With more than 700 locations, Jamba Juice proves to the masses that nutrition can be speedy and delicious. Since the beginning, the company?s product philosophy has revolved around choosing whole fruits and other natural ingredients over artificial flavorings, sweeteners, and preservatives. The menu is completely free of high-fructose corn syrup and trans fats, and it offers additional accommodations for vegan and gluten-free diets.
This naturalistic approach is fully realized in Jamba Juice's selection of smoothies. Made with 100% fruit juice, sherbet, and frozen yogurt, the frosty delights range from all-fruit smoothies such as peach perfection and strawberry whirl to more indulgent creamy treats, including peanut butter moo'd, an enticing blend of peanut butter, bananas, nonfat vanilla frozen yogurt, and milk chocolate.
For those with heartier appetites, steel-cut oats steep in soymilk before being enhanced with toppings such as apples, cinnamon, and brown-sugar crumble. The lunch hour presents protein-packed mini wraps, toasted bistro sandwiches and California Flatbreads that pack only about 320?420 calories each.
Proprietors Juan and Josie Tafoya unleash bouquets of spicy fragrance from authentic Mexican dishes into the cool air. For appetizers, chefs expertly cram cheese into a quintet of jalapeños before tightly wrapping the ensemble in a bacon ribbon. Diners wash down entrees including grilled whole tilapia and the veggie burrito with house margaritas beneath the Mexican artwork that festoons the walls and serves as roosts for nesting mariachi bands. The Tafolino Grande platter rents out space to a crispy beef taco, a soft taco, a bean tostada, an enchilada, a smothered bean burrito, and a tamale, which all play house with a litter of rice and beans. House-made sopaipillas saddled with caramel, whipped cream, and cherries serve as a dulcet postscript to meals and fuel sweet dreams like a harp-playing pastry chef.

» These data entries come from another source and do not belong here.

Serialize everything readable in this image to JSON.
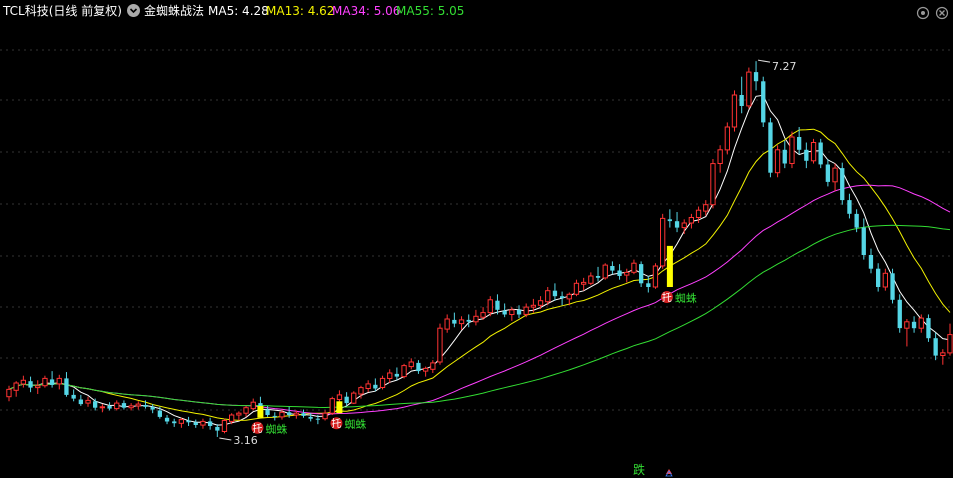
{
  "header": {
    "stock_title": "TCL科技(日线 前复权)",
    "indicator_name": "金蜘蛛战法",
    "dropdown_icon": "chevron-down-icon",
    "ma": [
      {
        "label": "MA5: 4.28",
        "color": "#ffffff"
      },
      {
        "label": "MA13: 4.62",
        "color": "#f2f200"
      },
      {
        "label": "MA34: 5.06",
        "color": "#ff40ff"
      },
      {
        "label": "MA55: 5.05",
        "color": "#33dd33"
      }
    ]
  },
  "controls": {
    "settings_icon": "gear-icon",
    "close_icon": "close-icon"
  },
  "annotations": {
    "max_label": "7.27",
    "min_label": "3.16",
    "markers": [
      {
        "badge": "托",
        "text": "蜘蛛"
      },
      {
        "badge": "托",
        "text": "蜘蛛"
      },
      {
        "badge": "托",
        "text": "蜘蛛"
      }
    ],
    "bottom_text": "跌"
  },
  "colors": {
    "up": "#ff3333",
    "down": "#55d6e6",
    "grid": "#333333",
    "signal": "#ffff00",
    "background": "#000000"
  },
  "chart_data": {
    "type": "candlestick",
    "axis_note": "sequential trading days (no dates shown), price axis unlabeled",
    "ylim": [
      2.93,
      7.72
    ],
    "candles": [
      [
        3.6,
        3.72,
        3.55,
        3.68
      ],
      [
        3.67,
        3.77,
        3.6,
        3.75
      ],
      [
        3.74,
        3.83,
        3.7,
        3.78
      ],
      [
        3.77,
        3.82,
        3.65,
        3.7
      ],
      [
        3.7,
        3.78,
        3.63,
        3.72
      ],
      [
        3.72,
        3.83,
        3.7,
        3.8
      ],
      [
        3.79,
        3.88,
        3.7,
        3.73
      ],
      [
        3.74,
        3.84,
        3.68,
        3.8
      ],
      [
        3.8,
        3.87,
        3.6,
        3.62
      ],
      [
        3.62,
        3.68,
        3.55,
        3.58
      ],
      [
        3.57,
        3.62,
        3.5,
        3.52
      ],
      [
        3.53,
        3.6,
        3.49,
        3.56
      ],
      [
        3.55,
        3.58,
        3.45,
        3.48
      ],
      [
        3.48,
        3.52,
        3.43,
        3.49
      ],
      [
        3.5,
        3.54,
        3.45,
        3.47
      ],
      [
        3.47,
        3.56,
        3.45,
        3.53
      ],
      [
        3.53,
        3.56,
        3.46,
        3.48
      ],
      [
        3.48,
        3.53,
        3.45,
        3.5
      ],
      [
        3.5,
        3.55,
        3.46,
        3.52
      ],
      [
        3.51,
        3.56,
        3.47,
        3.49
      ],
      [
        3.49,
        3.52,
        3.42,
        3.46
      ],
      [
        3.45,
        3.49,
        3.36,
        3.38
      ],
      [
        3.37,
        3.4,
        3.3,
        3.33
      ],
      [
        3.33,
        3.36,
        3.27,
        3.31
      ],
      [
        3.31,
        3.37,
        3.26,
        3.35
      ],
      [
        3.34,
        3.38,
        3.28,
        3.32
      ],
      [
        3.32,
        3.35,
        3.26,
        3.29
      ],
      [
        3.29,
        3.36,
        3.25,
        3.33
      ],
      [
        3.33,
        3.37,
        3.24,
        3.28
      ],
      [
        3.27,
        3.3,
        3.16,
        3.23
      ],
      [
        3.22,
        3.36,
        3.2,
        3.34
      ],
      [
        3.33,
        3.42,
        3.3,
        3.4
      ],
      [
        3.4,
        3.44,
        3.34,
        3.42
      ],
      [
        3.42,
        3.5,
        3.38,
        3.48
      ],
      [
        3.47,
        3.58,
        3.45,
        3.54
      ],
      [
        3.53,
        3.6,
        3.44,
        3.47
      ],
      [
        3.46,
        3.5,
        3.38,
        3.4
      ],
      [
        3.39,
        3.43,
        3.34,
        3.38
      ],
      [
        3.38,
        3.46,
        3.35,
        3.43
      ],
      [
        3.43,
        3.49,
        3.37,
        3.4
      ],
      [
        3.4,
        3.45,
        3.36,
        3.42
      ],
      [
        3.42,
        3.46,
        3.37,
        3.39
      ],
      [
        3.38,
        3.42,
        3.33,
        3.36
      ],
      [
        3.36,
        3.4,
        3.3,
        3.35
      ],
      [
        3.36,
        3.45,
        3.34,
        3.42
      ],
      [
        3.42,
        3.6,
        3.4,
        3.58
      ],
      [
        3.57,
        3.67,
        3.52,
        3.62
      ],
      [
        3.6,
        3.65,
        3.5,
        3.53
      ],
      [
        3.53,
        3.66,
        3.52,
        3.64
      ],
      [
        3.63,
        3.72,
        3.58,
        3.7
      ],
      [
        3.69,
        3.78,
        3.65,
        3.74
      ],
      [
        3.73,
        3.8,
        3.66,
        3.69
      ],
      [
        3.7,
        3.83,
        3.68,
        3.8
      ],
      [
        3.8,
        3.9,
        3.75,
        3.86
      ],
      [
        3.85,
        3.92,
        3.78,
        3.82
      ],
      [
        3.82,
        3.96,
        3.8,
        3.94
      ],
      [
        3.93,
        4.02,
        3.9,
        3.98
      ],
      [
        3.97,
        4.0,
        3.85,
        3.88
      ],
      [
        3.88,
        3.93,
        3.82,
        3.91
      ],
      [
        3.9,
        4.0,
        3.86,
        3.97
      ],
      [
        3.98,
        4.4,
        3.95,
        4.35
      ],
      [
        4.34,
        4.5,
        4.3,
        4.45
      ],
      [
        4.44,
        4.52,
        4.36,
        4.4
      ],
      [
        4.4,
        4.48,
        4.33,
        4.44
      ],
      [
        4.44,
        4.5,
        4.36,
        4.42
      ],
      [
        4.42,
        4.55,
        4.38,
        4.48
      ],
      [
        4.47,
        4.58,
        4.44,
        4.52
      ],
      [
        4.52,
        4.7,
        4.48,
        4.66
      ],
      [
        4.65,
        4.72,
        4.5,
        4.55
      ],
      [
        4.54,
        4.62,
        4.47,
        4.5
      ],
      [
        4.5,
        4.58,
        4.43,
        4.55
      ],
      [
        4.55,
        4.6,
        4.46,
        4.5
      ],
      [
        4.5,
        4.62,
        4.47,
        4.58
      ],
      [
        4.58,
        4.67,
        4.52,
        4.6
      ],
      [
        4.6,
        4.7,
        4.56,
        4.65
      ],
      [
        4.64,
        4.8,
        4.6,
        4.76
      ],
      [
        4.76,
        4.84,
        4.65,
        4.7
      ],
      [
        4.7,
        4.75,
        4.6,
        4.68
      ],
      [
        4.67,
        4.74,
        4.6,
        4.72
      ],
      [
        4.72,
        4.88,
        4.7,
        4.84
      ],
      [
        4.83,
        4.9,
        4.76,
        4.85
      ],
      [
        4.84,
        4.96,
        4.82,
        4.92
      ],
      [
        4.92,
        5.02,
        4.86,
        4.9
      ],
      [
        4.9,
        5.06,
        4.88,
        5.04
      ],
      [
        5.03,
        5.08,
        4.94,
        4.98
      ],
      [
        4.98,
        5.05,
        4.88,
        4.92
      ],
      [
        4.93,
        5.0,
        4.85,
        4.96
      ],
      [
        4.96,
        5.1,
        4.94,
        5.06
      ],
      [
        5.05,
        5.08,
        4.8,
        4.84
      ],
      [
        4.84,
        4.92,
        4.74,
        4.8
      ],
      [
        4.8,
        5.06,
        4.78,
        5.03
      ],
      [
        5.03,
        5.6,
        5.0,
        5.55
      ],
      [
        5.54,
        5.65,
        5.45,
        5.52
      ],
      [
        5.52,
        5.62,
        5.4,
        5.45
      ],
      [
        5.45,
        5.54,
        5.38,
        5.5
      ],
      [
        5.5,
        5.6,
        5.44,
        5.56
      ],
      [
        5.56,
        5.68,
        5.5,
        5.64
      ],
      [
        5.63,
        5.75,
        5.58,
        5.7
      ],
      [
        5.7,
        6.2,
        5.66,
        6.15
      ],
      [
        6.15,
        6.35,
        6.05,
        6.3
      ],
      [
        6.3,
        6.6,
        6.25,
        6.55
      ],
      [
        6.55,
        6.95,
        6.5,
        6.9
      ],
      [
        6.9,
        7.1,
        6.7,
        6.78
      ],
      [
        6.78,
        7.2,
        6.75,
        7.15
      ],
      [
        7.15,
        7.27,
        6.95,
        7.05
      ],
      [
        7.05,
        7.1,
        6.55,
        6.6
      ],
      [
        6.6,
        6.65,
        6.0,
        6.05
      ],
      [
        6.05,
        6.35,
        6.0,
        6.3
      ],
      [
        6.3,
        6.4,
        6.1,
        6.15
      ],
      [
        6.15,
        6.5,
        6.1,
        6.44
      ],
      [
        6.44,
        6.55,
        6.25,
        6.3
      ],
      [
        6.3,
        6.38,
        6.1,
        6.18
      ],
      [
        6.18,
        6.42,
        6.15,
        6.38
      ],
      [
        6.38,
        6.42,
        6.1,
        6.14
      ],
      [
        6.14,
        6.2,
        5.9,
        5.95
      ],
      [
        5.95,
        6.15,
        5.85,
        6.1
      ],
      [
        6.1,
        6.16,
        5.7,
        5.75
      ],
      [
        5.75,
        5.82,
        5.55,
        5.6
      ],
      [
        5.6,
        5.65,
        5.4,
        5.45
      ],
      [
        5.45,
        5.55,
        5.1,
        5.15
      ],
      [
        5.15,
        5.22,
        4.95,
        5.0
      ],
      [
        5.0,
        5.06,
        4.75,
        4.8
      ],
      [
        4.8,
        5.0,
        4.76,
        4.95
      ],
      [
        4.95,
        5.0,
        4.62,
        4.66
      ],
      [
        4.66,
        4.72,
        4.3,
        4.35
      ],
      [
        4.35,
        4.45,
        4.15,
        4.42
      ],
      [
        4.42,
        4.48,
        4.3,
        4.35
      ],
      [
        4.35,
        4.5,
        4.3,
        4.46
      ],
      [
        4.46,
        4.5,
        4.2,
        4.24
      ],
      [
        4.24,
        4.3,
        4.0,
        4.05
      ],
      [
        4.05,
        4.12,
        3.95,
        4.08
      ],
      [
        4.08,
        4.4,
        4.05,
        4.28
      ]
    ],
    "series": [
      {
        "name": "MA5",
        "period": 5,
        "color": "#ffffff"
      },
      {
        "name": "MA13",
        "period": 13,
        "color": "#f2f200"
      },
      {
        "name": "MA34",
        "period": 34,
        "color": "#ff40ff"
      },
      {
        "name": "MA55",
        "period": 55,
        "color": "#33dd33"
      }
    ],
    "signals": [
      {
        "index": 35,
        "low": 3.37,
        "high": 3.5
      },
      {
        "index": 46,
        "low": 3.42,
        "high": 3.55
      },
      {
        "index": 92,
        "low": 4.8,
        "high": 5.25
      }
    ],
    "max_point": {
      "index": 104,
      "value": 7.27
    },
    "min_point": {
      "index": 29,
      "value": 3.16
    }
  }
}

Las Cazuelas has been serving Coloradans authentic, stick-to-your-ribs Mexican fare for more than 35 years. The atmosphere may be no-frills, but that's not what keeps regulars coming back time after time?it's the food. Some of their specialties include chicken fajitas loaded with grilled onions and all the fixings and beef chimichangas smothered in green chilies. Even the appetizers are classics, such as gooey cheese quesadillas and creamy guacamole. There's also a full bar, where staffers mix up massive margaritas rimmed with enough salt to melt the North Pole.
According to lore that has been passed down through the Lucio clan, one of the family progenitors was kidnapped from her native Chihuahua after Pancho Villa tasted her food and decided he needed her as his chef. That distant matron’s culinary wizardry trickled down the family tree and currently informs the cooking of her great-great-grandchildren at Armadillo Restaurants. Chefs at the restaurants use those generations-old recipes while gently patting cornhusks into place around meal and shredded pork or simmering red-chili sauce for enchiladas. Since the Lucios converted the first Armadillo Restaurant from a tough-guy bar into a restaurant in 1972, they’ve opened six additional locations in the Front Range.

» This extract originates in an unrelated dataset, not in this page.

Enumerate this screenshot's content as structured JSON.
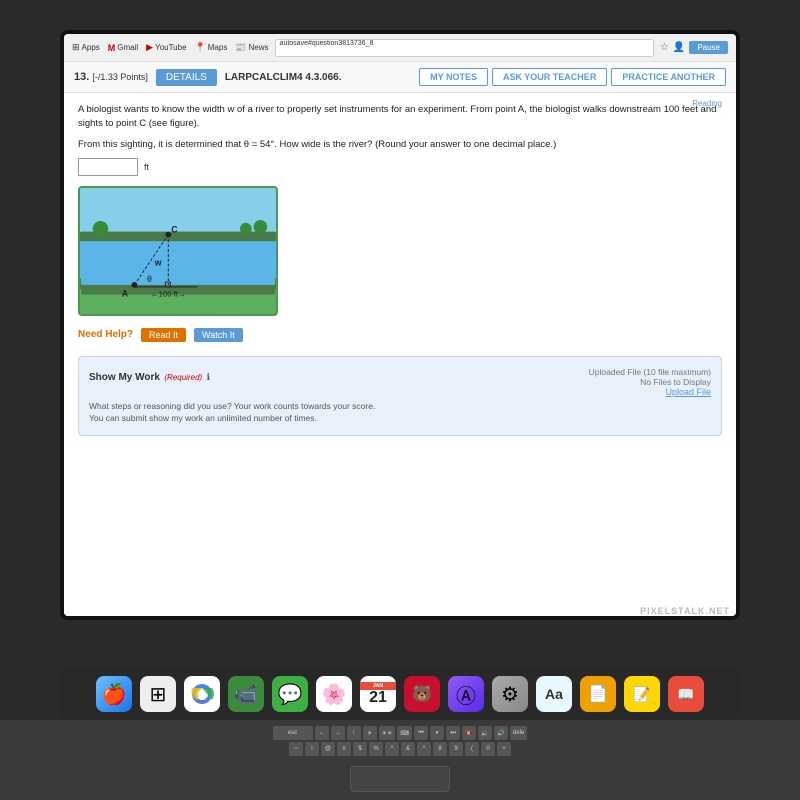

The beats of lean cuts of meat sizzling on the grill and ladles clanking against trays of zesty vegetables fill Qdoba Mexican Grill during construction of made-to-order Mexican fare. As healthy-eating devotees, Qdoba's staff stocks its kitchen with nutritious ingredients, seasonal flavors, and 100% cotton candy–free tortillas.
The Colorado-raised owners of Toned Bones - Active Lifestyle Eatery, who grew up participating in outdoor activities, know that an active lifestyle requires energy-rich food that won't weigh you down. At their restaurant, they prepare healthful American cuisine without sacrificing taste. Ingredients such as Greek yogurt and agave nectar stand in for mayonnaise or sugar, and natural, Colorado-raised beef goes into juicy burgers. Heirloom greens serve as the base for salads dressed up with jumbo Gulf shrimp, fresh strawberries, or filets of grilled Pacific salmon.